Let Freedom Ring Must Reads
Gov. Scott Walker of Wisconsin, who rose to national prominence in the Republican Party by cutting the collective bargaining rights of most public sector unions, strongly indicated in the final days of his re-election campaign that he had no plans to expand the battle with labor unions that defined his first term.
On Monday, as he was inaugurated for a second term, Mr. Walker spoke of improving education, shrinking the size and scope of government, and weeding out fraud and waste, but made no mention of “right-to-work” legislation, which would outlaw labor contracts that require workers to pay union fees.

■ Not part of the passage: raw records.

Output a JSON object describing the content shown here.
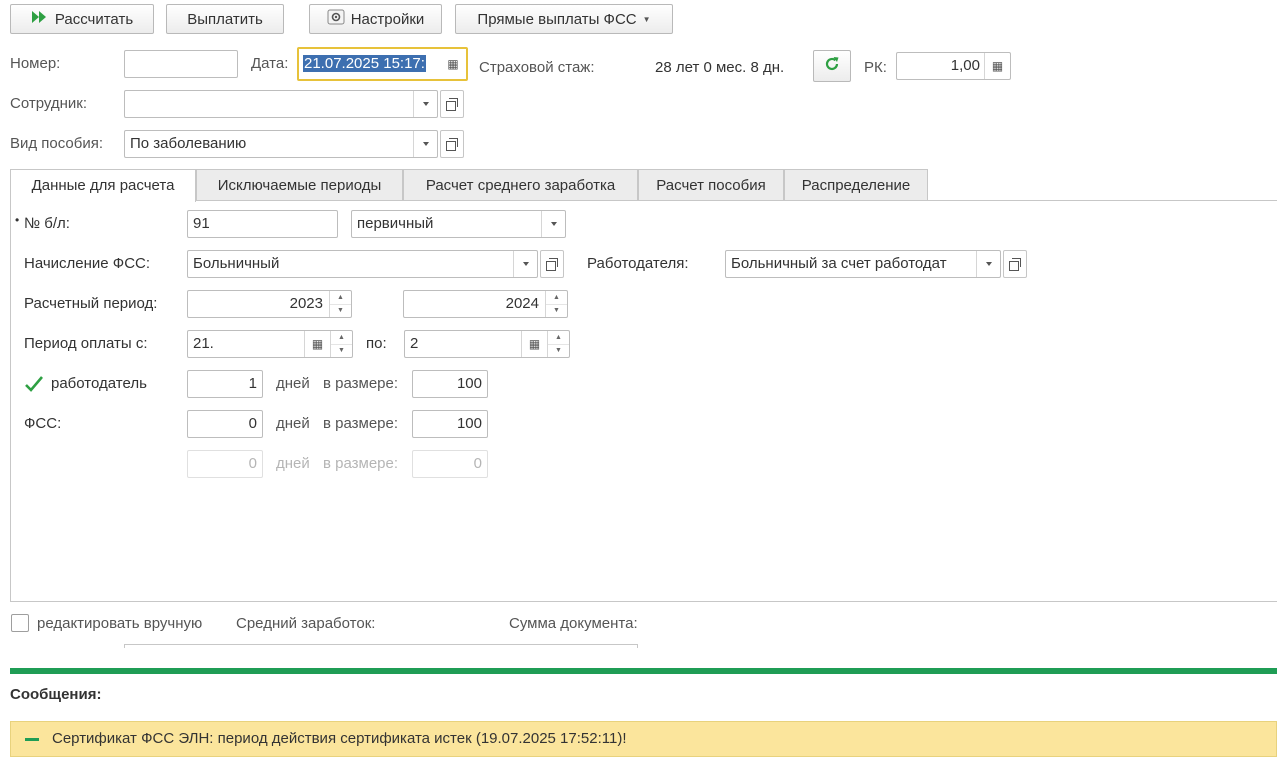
{
  "toolbar": {
    "calculate_label": "Рассчитать",
    "pay_label": "Выплатить",
    "settings_label": "Настройки",
    "direct_payments_label": "Прямые выплаты ФСС"
  },
  "header": {
    "number_label": "Номер:",
    "number_value": "",
    "date_label": "Дата:",
    "date_value": "21.07.2025 15:17:",
    "insurance_label": "Страховой стаж:",
    "insurance_value": "28 лет 0 мес. 8 дн.",
    "rk_label": "РК:",
    "rk_value": "1,00",
    "employee_label": "Сотрудник:",
    "employee_value": "",
    "benefit_type_label": "Вид пособия:",
    "benefit_type_value": "По заболеванию"
  },
  "tabs": [
    {
      "label": "Данные для расчета"
    },
    {
      "label": "Исключаемые периоды"
    },
    {
      "label": "Расчет среднего заработка"
    },
    {
      "label": "Расчет пособия"
    },
    {
      "label": "Распределение"
    }
  ],
  "form": {
    "sick_leave_label": "№ б/л:",
    "sick_leave_number": "91",
    "sick_leave_type": "первичный",
    "fss_accrual_label": "Начисление ФСС:",
    "fss_accrual_value": "Больничный",
    "employer_label": "Работодателя:",
    "employer_value": "Больничный за счет работодат",
    "calc_period_label": "Расчетный период:",
    "calc_period_from": "2023",
    "calc_period_to": "2024",
    "pay_period_label": "Период оплаты с:",
    "pay_period_from": "21.",
    "pay_period_to_label": "по:",
    "pay_period_to": "2",
    "employer_check_label": "работодатель",
    "employer_check_checked": true,
    "employer_days": "1",
    "days_label": "дней",
    "amount_label": "в размере:",
    "employer_amount": "100",
    "fss_label": "ФСС:",
    "fss_days": "0",
    "fss_amount": "100",
    "extra_days": "0",
    "extra_amount": "0"
  },
  "footer": {
    "manual_edit_label": "редактировать вручную",
    "avg_earnings_label": "Средний заработок:",
    "doc_sum_label": "Сумма документа:"
  },
  "messages": {
    "title": "Сообщения:",
    "items": [
      {
        "text": "Сертификат ФСС ЭЛН: период действия сертификата истек (19.07.2025 17:52:11)!"
      }
    ]
  },
  "colors": {
    "accent_green": "#1f9d55",
    "date_focus_border": "#e7c23a",
    "message_bg": "#fbe59c",
    "selection_bg": "#3d6fb0"
  }
}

Yet as Wisconsin’s Legislature comes into session, with an expanded Republican majority, prominent members of Mr. Walker’s party seem determined to take up the issue and resume the battle with labor, this time taking on private-sector unions. A group calling itself Wisconsin Right to Work has begun running radio ads here, and the state’s largest business association, Wisconsin Manufacturers & Commerce, favors such a drive.
Scott Fitzgerald, the majority leader in the State Senate, said recently that he believed the Legislature could not avoid tackling the matter.

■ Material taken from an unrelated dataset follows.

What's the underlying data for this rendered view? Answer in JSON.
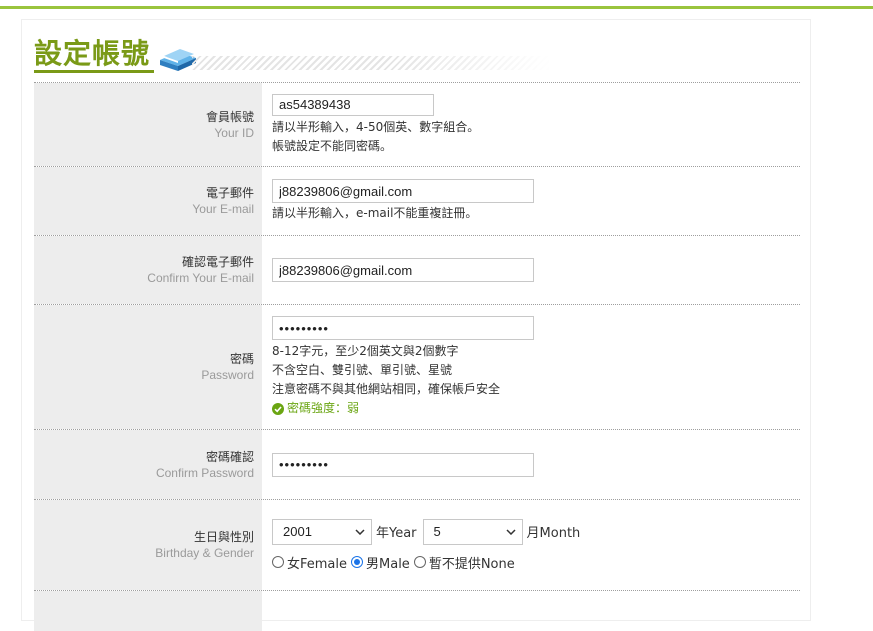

“If there’s a time to move on this, this is the time,” said Mr. Fitzgerald, who has been an ally of Mr. Walker’s. “It’s very difficult to see us going through this session without having this debate.”
The passage of further legislation opposed by labor unions is not assured. Wisconsin went through turmoil, beginning four years ago, from demonstrations and various recall elections after Mr. Walker’s fight with public-sector unions led to the limits on collective bargaining. The prospect is raising new tensions, even among some Republicans.
For Mr. Walker, who is considered a potential candidate for president in 2016, the terrain is particularly complicated. His ability to survive a recall election catapulted him into favor with national Republican power brokers. But a resumption of battles with labor could pin him down and draw interest groups backed by Democrats into the fray against him.
In recent weeks, Mr. Walker has said that he viewed the issue as a distraction from his focus on jobs and the state’s economy, though he has not said whether he would sign or veto such a measure if it came to his desk.
Some Democrats say that Mr. Walker, who helped sponsor a right-to-work bill as a member of the Assembly decades ago, is tacitly supportive of it now. Others view the situation as a sign of a serious rift within his party over a question that Mr. Walker might prefer not to address when he is seeking broad national appeal.
“Look, if the governor really doesn’t want them to do this, it will not happen, period,” said Peter Barca, the Democrats’ leader in the Assembly, who described Mr. Walker’s grip on the Republican caucus in the Legislature as firm. “I think it’ll be almost solely dependent on the governor. If the governor pumps the brakes, it will not go through. The governor will decide.”
Advocates of right-to-work laws, who are pressing for similar legislation in other states and municipalities, say that the timing in Wisconsin is ideal, in part because this state’s voters in November tightened the Republicans’ hold on the state even after tumult over unions in a place with a rich labor history. But while Republicans hold an overwhelming majority in the Assembly, they have narrower control of the Senate.
Among 24 states that prohibit requiring workers covered by union contracts to pay fees to the unions, the two most recently added to that list were in the Midwest, potential competitors to Wisconsin for companies seeking new locations. In 2012, Indiana and Michigan passed laws allowing employees represented by a union to opt out of paying union fees.
“Our status as a non-right-to-work state is a competitive disadvantage,” said Scott Manley, vice president of government relations at Wisconsin Manufacturers & Commerce.
Opponents of such a law say it would lead to lower wages and less say for workers. “Up here we need to be focused on jobs, increased wages and family incomes — not going in the other direction,” Phil Neuenfeldt, president of the Wisconsin A.F.L.-C.I.O., said.
Under federal law, a union that negotiates a contract for employees can require those who choose not to be union members to still pay fees to cover the cost of being represented, unless a state or territory outlaws it.
In Indiana, Mitch Daniels, a Republican who was then the governor, signed the legislation, though he had once said that he did not wish to add such a provision to the state’s labor laws. In Michigan, Gov. Rick Snyder, a Republican, signed the bill, though he had previously said he did not consider it part of his agenda.
On Monday, from the rotunda of a packed Statehouse — the same place where angry union supporters had filled the halls after Mr. Walker’s collective bargaining cuts four years ago — the governor steered clear of the issue. In an inauguration that featured the children of elected leaders, including his two sons, Mr. Walker spoke in sweeping terms of smaller government, his record of tax cutting and an improving economy.
“In Wisconsin, we understand that true freedom and prosperity do not come from the mighty hand of the government,” Mr. Walker said. “They come from empowering people to control their own lives and their own destinies through the dignity that is born from work.”
In what some saw as an early glimmer of a bid for national office, Mr. Walker characterized his state as a place of action in comparison with Capitol Hill. “In contrast to the politicians along the Potomac, we get things done here in the Badger State,” Mr. Walker said. “There is a clear contrast between Washington and Wisconsin.”